--- Provided entries ---

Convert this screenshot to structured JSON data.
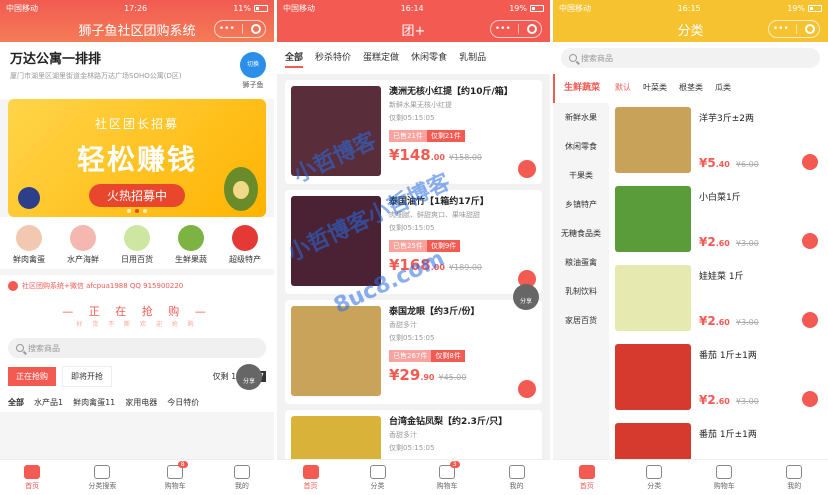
{
  "phone1": {
    "status": {
      "carrier": "中国移动",
      "time": "17:26",
      "battery": "11%"
    },
    "title": "狮子鱼社区团购系统",
    "store": {
      "name": "万达公寓一排排",
      "switch": "切换",
      "address": "厦门市湖里区湖里街道金林路万达广场SOHO公寓(D区)",
      "leader": "狮子鱼"
    },
    "banner": {
      "sub": "社区团长招募",
      "main": "轻松赚钱",
      "pill": "火热招募中"
    },
    "categories": [
      {
        "label": "鲜肉禽蛋",
        "color": "#f2c9b0"
      },
      {
        "label": "水产海鲜",
        "color": "#f5b8b0"
      },
      {
        "label": "日用百货",
        "color": "#cde6a2"
      },
      {
        "label": "生鲜果蔬",
        "color": "#7cb342"
      },
      {
        "label": "超级特产",
        "color": "#e53935"
      }
    ],
    "notice": "社区团购系统+微信 afcpua1988 QQ 915900220",
    "grab_title": "— 正 在 抢 购 —",
    "grab_sub": "好 货 不 断   欢 迎 抢 购",
    "search_placeholder": "搜索商品",
    "share": "分享",
    "time_tabs": {
      "active": "正在抢购",
      "next": "即将开抢",
      "countdown_label": "仅剩 16天",
      "countdown": "07"
    },
    "cat_tabs": [
      "全部",
      "水产品1",
      "鲜肉禽蛋11",
      "家用电器",
      "今日特价"
    ],
    "tabbar": [
      "首页",
      "分类搜索",
      "购物车",
      "我的"
    ],
    "cart_count": "8"
  },
  "phone2": {
    "status": {
      "carrier": "中国移动",
      "time": "16:14",
      "battery": "19%"
    },
    "title": "团+",
    "tabs": [
      "全部",
      "秒杀特价",
      "蛋糕定做",
      "休闲零食",
      "乳制品"
    ],
    "products": [
      {
        "title": "澳洲无核小红提【约10斤/箱】",
        "desc": "新鲜水果无核小红提",
        "time": "仅剩05:15:05",
        "sold": "已售21件",
        "limit": "仅剩21件",
        "price": "148",
        "decimal": ".00",
        "old": "¥158.00",
        "color": "#5a2d3a"
      },
      {
        "title": "泰国油竹【1箱约17斤】",
        "desc": "肉细腻、鲜甜爽口、果味甜甜",
        "time": "仅剩05:15:05",
        "sold": "已售25件",
        "limit": "仅剩9件",
        "price": "168",
        "decimal": ".00",
        "old": "¥189.00",
        "color": "#4a2233"
      },
      {
        "title": "泰国龙眼【约3斤/份】",
        "desc": "香甜多汁",
        "time": "仅剩05:15:05",
        "sold": "已售267件",
        "limit": "仅剩8件",
        "price": "29",
        "decimal": ".90",
        "old": "¥45.00",
        "color": "#c9a35a"
      },
      {
        "title": "台湾金钻凤梨【约2.3斤/只】",
        "desc": "香甜多汁",
        "time": "仅剩05:15:05",
        "sold": "",
        "limit": "",
        "price": "",
        "decimal": "",
        "old": "",
        "color": "#d9b23a"
      }
    ],
    "share": "分享",
    "tabbar": [
      "首页",
      "分类",
      "购物车",
      "我的"
    ],
    "cart_count": "3"
  },
  "phone3": {
    "status": {
      "carrier": "中国移动",
      "time": "16:15",
      "battery": "19%"
    },
    "title": "分类",
    "search_placeholder": "搜索商品",
    "sidebar": [
      "生鲜蔬菜",
      "新鲜水果",
      "休闲零食",
      "干果类",
      "乡镇特产",
      "无糖食品类",
      "粮油蛋禽",
      "乳制饮料",
      "家居百货"
    ],
    "sorts": [
      "默认",
      "叶菜类",
      "根茎类",
      "瓜类"
    ],
    "items": [
      {
        "name": "洋芋3斤±2两",
        "price": "5",
        "decimal": ".40",
        "old": "¥6.00",
        "color": "#c9a25a"
      },
      {
        "name": "小白菜1斤",
        "price": "2",
        "decimal": ".60",
        "old": "¥3.00",
        "color": "#5a9b3a"
      },
      {
        "name": "娃娃菜 1斤",
        "price": "2",
        "decimal": ".60",
        "old": "¥3.00",
        "color": "#e6e9b0"
      },
      {
        "name": "番茄 1斤±1两",
        "price": "2",
        "decimal": ".60",
        "old": "¥3.00",
        "color": "#d6392e"
      },
      {
        "name": "番茄 1斤±1两",
        "price": "",
        "decimal": "",
        "old": "",
        "color": "#d6392e"
      }
    ],
    "tabbar": [
      "首页",
      "分类",
      "购物车",
      "我的"
    ]
  },
  "watermark": [
    "小哲博客",
    "小哲博客小哲博客",
    "8uc8.com"
  ],
  "symbols": {
    "currency": "¥"
  }
}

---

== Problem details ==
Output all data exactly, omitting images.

== Reply to the task ==
Convert this screenshot to structured JSON data.
{
  "phone1": {
    "status": {
      "carrier": "中国移动",
      "time": "17:26",
      "battery": "11%"
    },
    "title": "狮子鱼社区团购系统",
    "store": {
      "name": "万达公寓一排排",
      "switch": "切换",
      "address": "厦门市湖里区湖里街道金林路万达广场SOHO公寓(D区)",
      "leader": "狮子鱼"
    },
    "banner": {
      "sub": "社区团长招募",
      "main": "轻松赚钱",
      "pill": "火热招募中"
    },
    "categories": [
      {
        "label": "鲜肉禽蛋",
        "color": "#f2c9b0"
      },
      {
        "label": "水产海鲜",
        "color": "#f5b8b0"
      },
      {
        "label": "日用百货",
        "color": "#cde6a2"
      },
      {
        "label": "生鲜果蔬",
        "color": "#7cb342"
      },
      {
        "label": "超级特产",
        "color": "#e53935"
      }
    ],
    "notice": "社区团购系统+微信 afcpua1988 QQ 915900220",
    "grab_title": "— 正 在 抢 购 —",
    "grab_sub": "好 货 不 断   欢 迎 抢 购",
    "search_placeholder": "搜索商品",
    "share": "分享",
    "time_tabs": {
      "active": "正在抢购",
      "next": "即将开抢",
      "countdown_label": "仅剩 16天",
      "countdown": "07"
    },
    "cat_tabs": [
      "全部",
      "水产品1",
      "鲜肉禽蛋11",
      "家用电器",
      "今日特价"
    ],
    "tabbar": [
      "首页",
      "分类搜索",
      "购物车",
      "我的"
    ],
    "cart_count": "8"
  },
  "phone2": {
    "status": {
      "carrier": "中国移动",
      "time": "16:14",
      "battery": "19%"
    },
    "title": "团+",
    "tabs": [
      "全部",
      "秒杀特价",
      "蛋糕定做",
      "休闲零食",
      "乳制品"
    ],
    "products": [
      {
        "title": "澳洲无核小红提【约10斤/箱】",
        "desc": "新鲜水果无核小红提",
        "time": "仅剩05:15:05",
        "sold": "已售21件",
        "limit": "仅剩21件",
        "price": "148",
        "decimal": ".00",
        "old": "¥158.00",
        "color": "#5a2d3a"
      },
      {
        "title": "泰国油竹【1箱约17斤】",
        "desc": "肉细腻、鲜甜爽口、果味甜甜",
        "time": "仅剩05:15:05",
        "sold": "已售25件",
        "limit": "仅剩9件",
        "price": "168",
        "decimal": ".00",
        "old": "¥189.00",
        "color": "#4a2233"
      },
      {
        "title": "泰国龙眼【约3斤/份】",
        "desc": "香甜多汁",
        "time": "仅剩05:15:05",
        "sold": "已售267件",
        "limit": "仅剩8件",
        "price": "29",
        "decimal": ".90",
        "old": "¥45.00",
        "color": "#c9a35a"
      },
      {
        "title": "台湾金钻凤梨【约2.3斤/只】",
        "desc": "香甜多汁",
        "time": "仅剩05:15:05",
        "sold": "",
        "limit": "",
        "price": "",
        "decimal": "",
        "old": "",
        "color": "#d9b23a"
      }
    ],
    "share": "分享",
    "tabbar": [
      "首页",
      "分类",
      "购物车",
      "我的"
    ],
    "cart_count": "3"
  },
  "phone3": {
    "status": {
      "carrier": "中国移动",
      "time": "16:15",
      "battery": "19%"
    },
    "title": "分类",
    "search_placeholder": "搜索商品",
    "sidebar": [
      "生鲜蔬菜",
      "新鲜水果",
      "休闲零食",
      "干果类",
      "乡镇特产",
      "无糖食品类",
      "粮油蛋禽",
      "乳制饮料",
      "家居百货"
    ],
    "sorts": [
      "默认",
      "叶菜类",
      "根茎类",
      "瓜类"
    ],
    "items": [
      {
        "name": "洋芋3斤±2两",
        "price": "5",
        "decimal": ".40",
        "old": "¥6.00",
        "color": "#c9a25a"
      },
      {
        "name": "小白菜1斤",
        "price": "2",
        "decimal": ".60",
        "old": "¥3.00",
        "color": "#5a9b3a"
      },
      {
        "name": "娃娃菜 1斤",
        "price": "2",
        "decimal": ".60",
        "old": "¥3.00",
        "color": "#e6e9b0"
      },
      {
        "name": "番茄 1斤±1两",
        "price": "2",
        "decimal": ".60",
        "old": "¥3.00",
        "color": "#d6392e"
      },
      {
        "name": "番茄 1斤±1两",
        "price": "",
        "decimal": "",
        "old": "",
        "color": "#d6392e"
      }
    ],
    "tabbar": [
      "首页",
      "分类",
      "购物车",
      "我的"
    ]
  },
  "watermark": [
    "小哲博客",
    "小哲博客小哲博客",
    "8uc8.com"
  ],
  "symbols": {
    "currency": "¥"
  }
}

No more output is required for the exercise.